I’ve started received bayesian-busting spam on a regular basis. Typified by large blocks of surreally random words, they strive to reduce their spam-quotient by diluting the trigger words with large amounts of non-spam words. As a colleague commented, it does tend to reduce the comprehensibility of the marketing message somewhat, and can give rise to inadvertent humour, with such gems as:

‘cohesively delineates Krebs spaceships’
‘Amiga itself surprises paramount degree’
‘television resurrects evolute dictionary skeletons’
‘codifying beagles Janeiro snack rhythm’

I’m not really interested in buying herbal viagra, but I gotta get me one of those cohesive Kreb spaceship delineators. They sound cool.

Photographic Prentensions

So this week I should take delivery of a new camera. Its a Ricoh GR-1v fixed focus (28mm) compact. How many megapixels you ask? None. Zero. Nada. Or, if you want to be precise, it depends on what speed of film I load in it.

Thats right, its a non-zoom film camera. Am I some kind of technophobic luddite I hear you cry? Hardly.

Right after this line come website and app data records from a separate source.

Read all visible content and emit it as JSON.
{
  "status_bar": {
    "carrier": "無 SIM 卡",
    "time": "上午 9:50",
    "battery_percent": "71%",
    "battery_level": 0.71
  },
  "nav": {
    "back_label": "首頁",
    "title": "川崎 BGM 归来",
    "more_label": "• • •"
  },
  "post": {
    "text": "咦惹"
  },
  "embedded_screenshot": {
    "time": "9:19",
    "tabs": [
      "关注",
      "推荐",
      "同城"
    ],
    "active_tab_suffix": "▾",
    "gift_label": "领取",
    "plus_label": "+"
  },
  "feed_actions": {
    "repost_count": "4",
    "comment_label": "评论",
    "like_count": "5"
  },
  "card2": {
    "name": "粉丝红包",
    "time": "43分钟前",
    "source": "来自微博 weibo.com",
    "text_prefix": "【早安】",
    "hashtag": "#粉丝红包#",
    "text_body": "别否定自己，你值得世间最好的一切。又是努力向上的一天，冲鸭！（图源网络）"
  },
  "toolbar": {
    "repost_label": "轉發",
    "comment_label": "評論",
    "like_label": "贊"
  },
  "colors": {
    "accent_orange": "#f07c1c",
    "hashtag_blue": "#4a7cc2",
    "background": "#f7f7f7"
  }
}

But I am something of a perfectionist when it comes to the deterministic parts of photography.

Let me explain. The ‘image capture’ element of photography basically boils down to the following factors:

  • Lens quality
  • Autofocus accuracy
  • Meter accuracy
  • Ability of capture medium
  • Composition

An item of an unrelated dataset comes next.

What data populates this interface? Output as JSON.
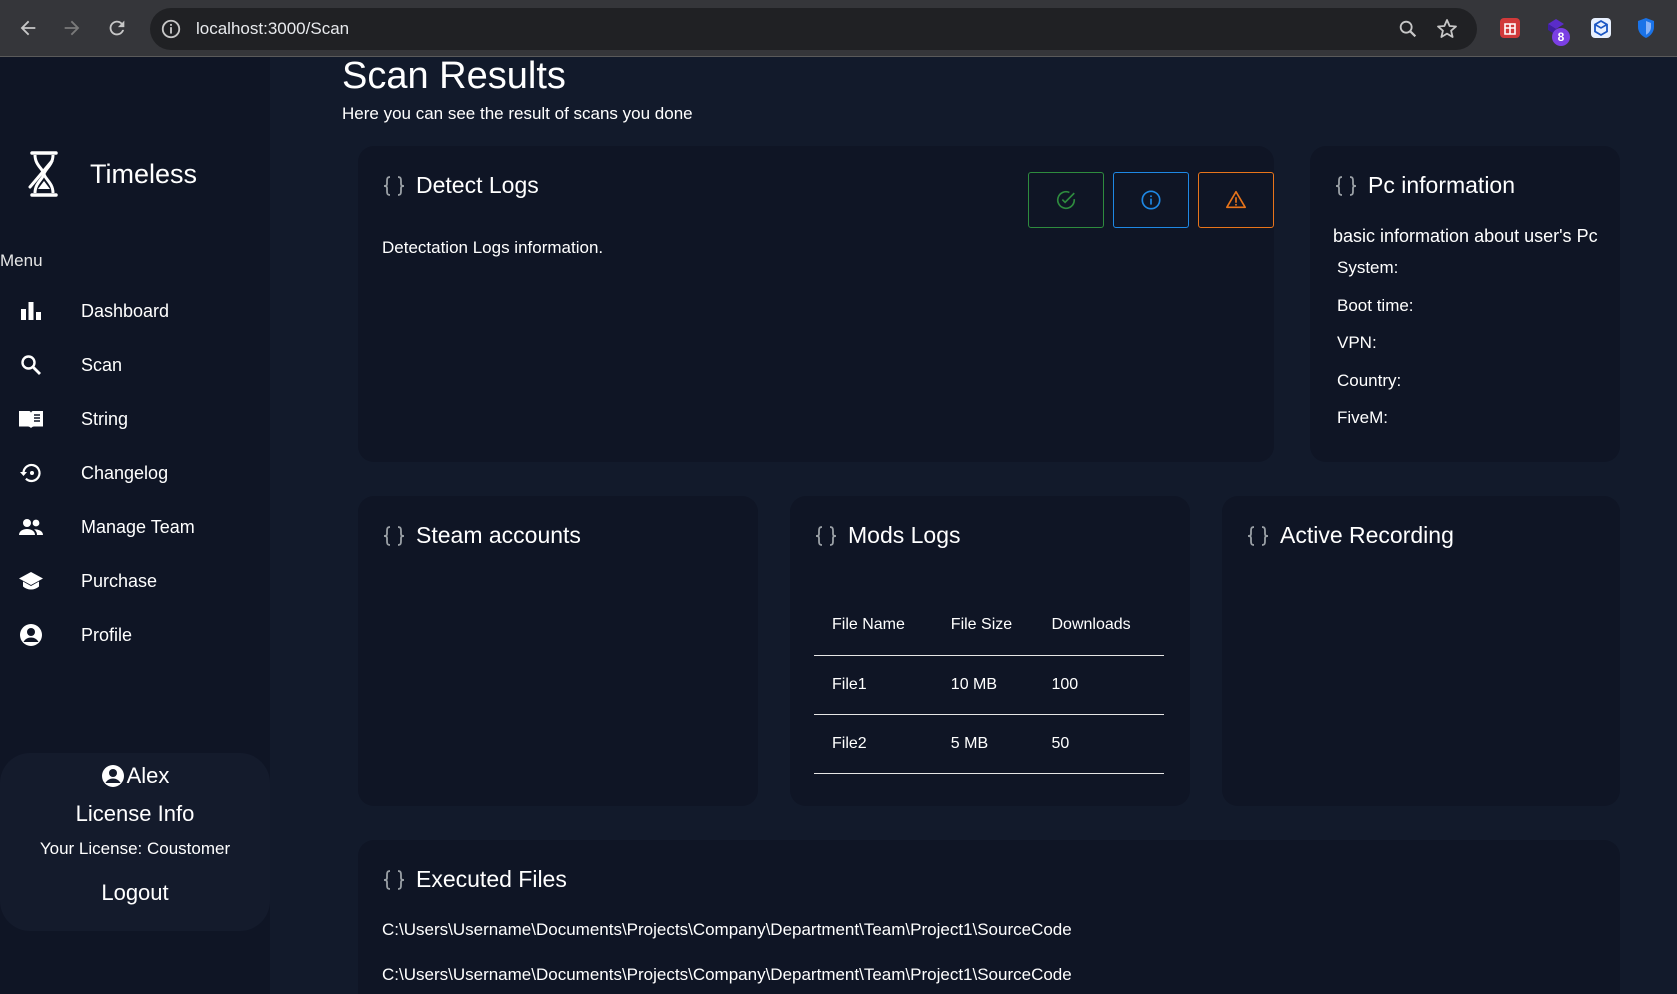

Of the five, only the last one (which I am using to include depth of field, metering off the right thing, focussing on the right thing etc, as well as ‘composition’ in the artistic sense) is qualitative. All the others can be measured, and don’t depend on who is behind the camera. So my thought process in this matter is something like this:

Why a compact? I want a compact camera for all the times I’ve cursed because I didn’t have my SLR with me and missed photo opportunities as a result. I want my ability to be the limiting factor in my photos and not my equipment. Fixed lenses are easier to make well than zooms, and the Ricoh’s is rated as one of the best. In fact, all the criteria that depend on the camera (for a film camera, the first three) are highly regarded in the Ricoh. Which leaves the quality of the final results down to me, not the camera. I want a fairly high degree of control (which the Ricoh offers), and couldn’t give two hoots about automatic program modes (which it doesn’t).

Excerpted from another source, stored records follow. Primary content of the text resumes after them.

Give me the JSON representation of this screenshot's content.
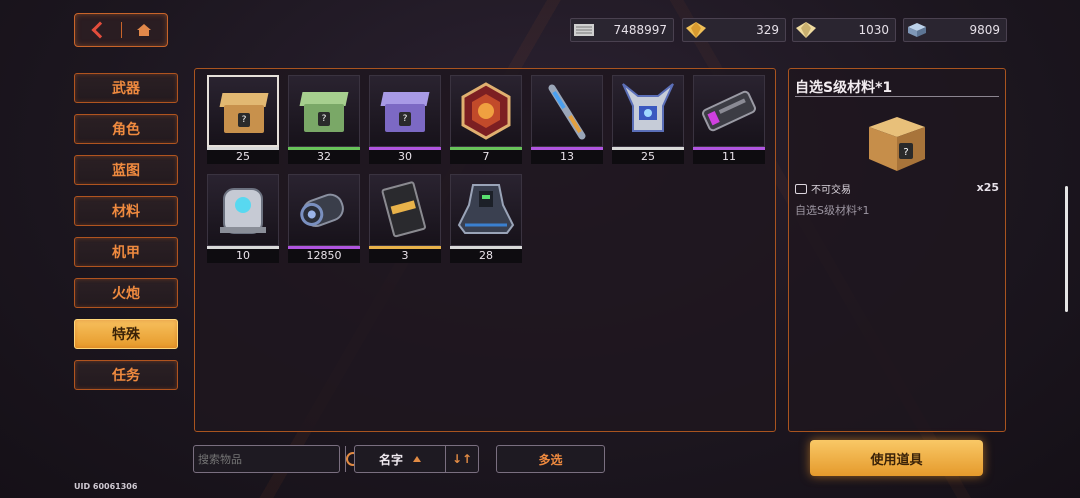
{
  "nav": {
    "back_icon": "back-arrow-icon",
    "home_icon": "home-icon"
  },
  "currencies": [
    {
      "icon": "coin-icon",
      "value": "7488997"
    },
    {
      "icon": "gold-gem-icon",
      "value": "329"
    },
    {
      "icon": "silver-gem-icon",
      "value": "1030"
    },
    {
      "icon": "crystal-icon",
      "value": "9809"
    }
  ],
  "tabs": [
    "武器",
    "角色",
    "蓝图",
    "材料",
    "机甲",
    "火炮",
    "特殊",
    "任务"
  ],
  "active_tab": "特殊",
  "items": [
    {
      "icon": "cardboard-box-icon",
      "rarity": "white",
      "count": "25",
      "selected": true
    },
    {
      "icon": "green-box-icon",
      "rarity": "green",
      "count": "32"
    },
    {
      "icon": "purple-box-icon",
      "rarity": "purple",
      "count": "30"
    },
    {
      "icon": "hexagon-badge-icon",
      "rarity": "green",
      "count": "7"
    },
    {
      "icon": "syringe-tool-icon",
      "rarity": "purple",
      "count": "13"
    },
    {
      "icon": "mech-head-icon",
      "rarity": "white",
      "count": "25"
    },
    {
      "icon": "device-icon",
      "rarity": "purple",
      "count": "11"
    },
    {
      "icon": "robot-icon",
      "rarity": "white",
      "count": "10"
    },
    {
      "icon": "reactor-core-icon",
      "rarity": "purple",
      "count": "12850"
    },
    {
      "icon": "gold-card-icon",
      "rarity": "gold",
      "count": "3"
    },
    {
      "icon": "armor-suit-icon",
      "rarity": "white",
      "count": "28"
    }
  ],
  "detail": {
    "title": "自选S级材料*1",
    "trade": "不可交易",
    "quantity": "x25",
    "description": "自选S级材料*1"
  },
  "search": {
    "placeholder": "搜索物品"
  },
  "sort": {
    "label": "名字",
    "order_icon": "sort-order-icon"
  },
  "multi_select": "多选",
  "use_button": "使用道具",
  "uid": "UID 60061306",
  "colors": {
    "accent": "#ef8a3f",
    "border": "#a9541f",
    "active_tab": "#f0b34a"
  }
}
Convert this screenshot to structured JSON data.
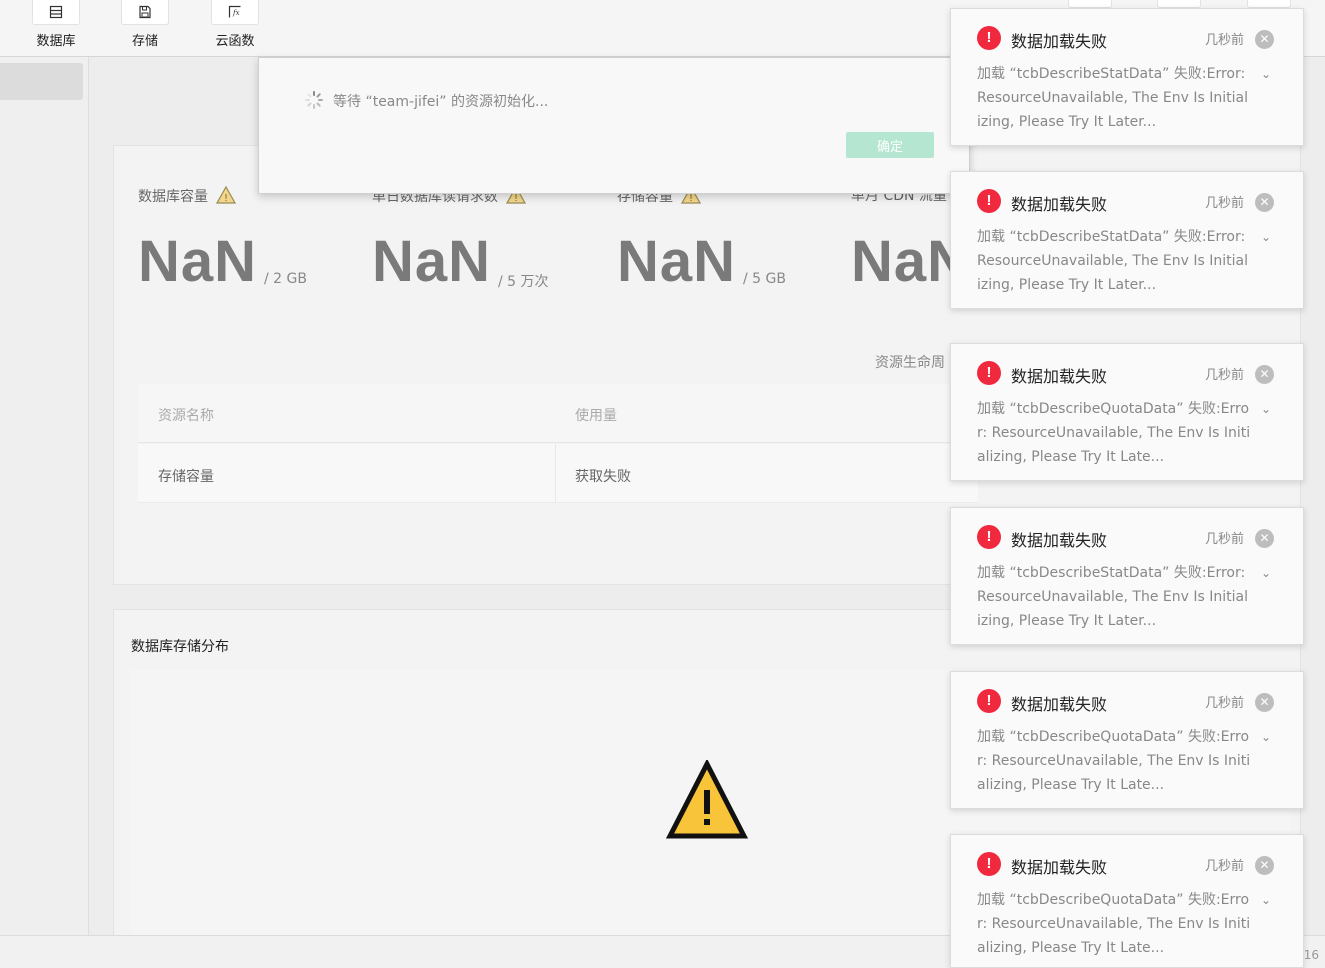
{
  "toolbar": {
    "items": [
      {
        "label": "数据库",
        "icon": "database-icon"
      },
      {
        "label": "存储",
        "icon": "storage-icon"
      },
      {
        "label": "云函数",
        "icon": "cloud-function-icon"
      }
    ],
    "fx_glyph": "fx"
  },
  "stats": [
    {
      "label": "数据库容量",
      "value": "NaN",
      "unit": "/ 2 GB"
    },
    {
      "label": "单日数据库读请求数",
      "value": "NaN",
      "unit": "/ 5 万次"
    },
    {
      "label": "存储容量",
      "value": "NaN",
      "unit": "/ 5 GB"
    },
    {
      "label": "单月 CDN 流量",
      "value": "NaN",
      "unit": ""
    }
  ],
  "lifecycle_link": "资源生命周",
  "table": {
    "headers": [
      "资源名称",
      "使用量"
    ],
    "rows": [
      [
        "存储容量",
        "获取失败"
      ]
    ]
  },
  "storage_dist": {
    "title": "数据库存储分布"
  },
  "dialog": {
    "message": "等待 “team-jifei” 的资源初始化...",
    "confirm_label": "确定"
  },
  "notifications": [
    {
      "title": "数据加载失败",
      "time": "几秒前",
      "body": "加载 “tcbDescribeStatData” 失败:Error: ResourceUnavailable, The Env Is Initializing, Please Try It Later..."
    },
    {
      "title": "数据加载失败",
      "time": "几秒前",
      "body": "加载 “tcbDescribeStatData” 失败:Error: ResourceUnavailable, The Env Is Initializing, Please Try It Later..."
    },
    {
      "title": "数据加载失败",
      "time": "几秒前",
      "body": "加载 “tcbDescribeQuotaData” 失败:Error: ResourceUnavailable, The Env Is Initializing, Please Try It Late..."
    },
    {
      "title": "数据加载失败",
      "time": "几秒前",
      "body": "加载 “tcbDescribeStatData” 失败:Error: ResourceUnavailable, The Env Is Initializing, Please Try It Later..."
    },
    {
      "title": "数据加载失败",
      "time": "几秒前",
      "body": "加载 “tcbDescribeQuotaData” 失败:Error: ResourceUnavailable, The Env Is Initializing, Please Try It Late..."
    },
    {
      "title": "数据加载失败",
      "time": "几秒前",
      "body": "加载 “tcbDescribeQuotaData” 失败:Error: ResourceUnavailable, The Env Is Initializing, Please Try It Late..."
    }
  ],
  "status_bar": {
    "line_number": "16"
  },
  "colors": {
    "accent_button": "#b5e6d2",
    "error_red": "#f0293e",
    "warning_yellow": "#f8c53a"
  }
}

Why film? Opinions differ on how many megapixels you need to match the grain size of a high quality slow (ISO 100) film. The numbers vary from 6 to 64 and higher. Obviously the more the better, but there seems to be a consensus that the current crop of 6 megapixel SLR’s are starting to approach film for reasonable sized prints (up to about 10×8, which is close to A4). The larger the desired print size, the more pixels needed. There are other factors to be considered as well, such as the dynamic range (the number of shades between black and white), colour accuracy etc. Digital generally does better here, as these factors can be tweaked after the fact, which can’t be done with film. But I digress. The upshot of all this ponderment was that I could only meet my goals with a film camera, and not a cheap one at that. If I was in the market for a new SLR, then I would be looking very hard at digital, for the reasons I’ve mentioned above, but I would want the option of a film body also, which basically limits me to Canon or Nikon (and Canon currently have a big lead thanks to the 300D).